The film sings when it leans away from Orwellian tropes and into the psychological messiness of its subjects—exploring how people can be both remorseful and proud, hypocritical and principled, deeply selfish and working for the ‘collective good’. Over and over, many of the film’s unrelated interview subjects repeat the same phrase, a chilling chorus skilfully assembled through editing: ‘we had no choice’ / ‘looking back, the policy was absolutely correct.’ The strength of One Child Nation is the directors’ searing rejection of this zero-sum premise.
One of the film’s most nebulous yet fascinating segments features the child trafficking trade, where those ‘from the bottom of the society’ collected unwanted baby girls and sold them to orphanages open for international adoption. Garbage collectors, gas cylinder operators and bus drivers fished children off the streets, motivated both by profit and a desire to save the girls. Thousands of families, including Wang’s aunt, doled out their baby girls to traffickers; a win-win situation where they could continue to try for boys while their girls could live.
‘When every major life decision is made for you, it’s hard to feel responsible for the consequences,’ Wang says wryly, as the camera lingers on faces wracked with pain, on photographs of babies scattered across the world that may have been uprooted from their homes, who will never know their history.
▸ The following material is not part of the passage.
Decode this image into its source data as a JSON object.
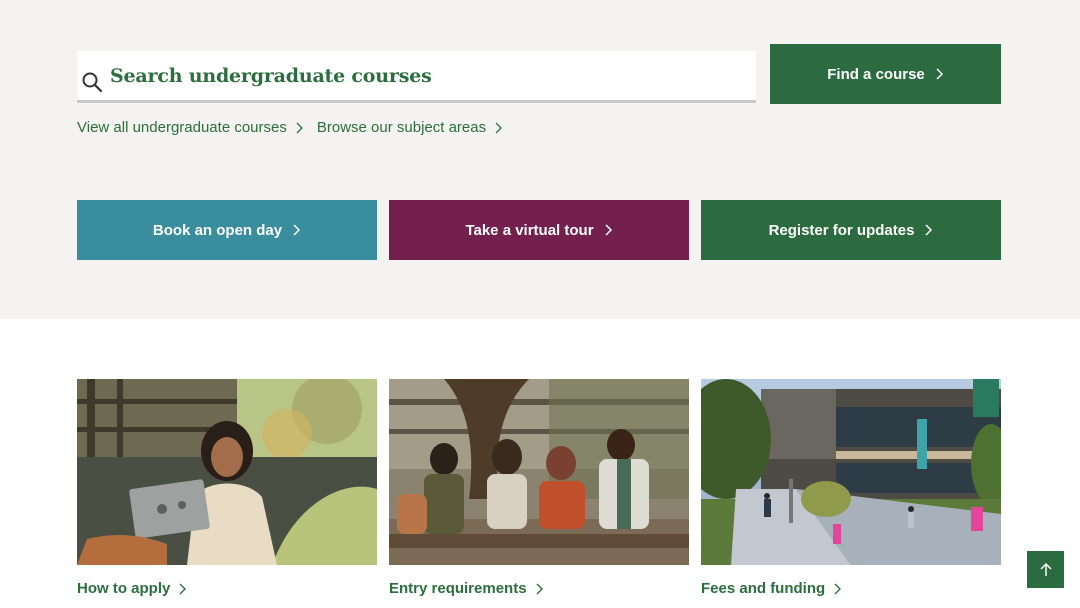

Humans may be complex, traumatised, messy. But with so many lives at stake, and for real collective good to flourish, they need to do better. One Child Nation ignites a desire to question the systems that rule our lives, to remember those we’ve lost.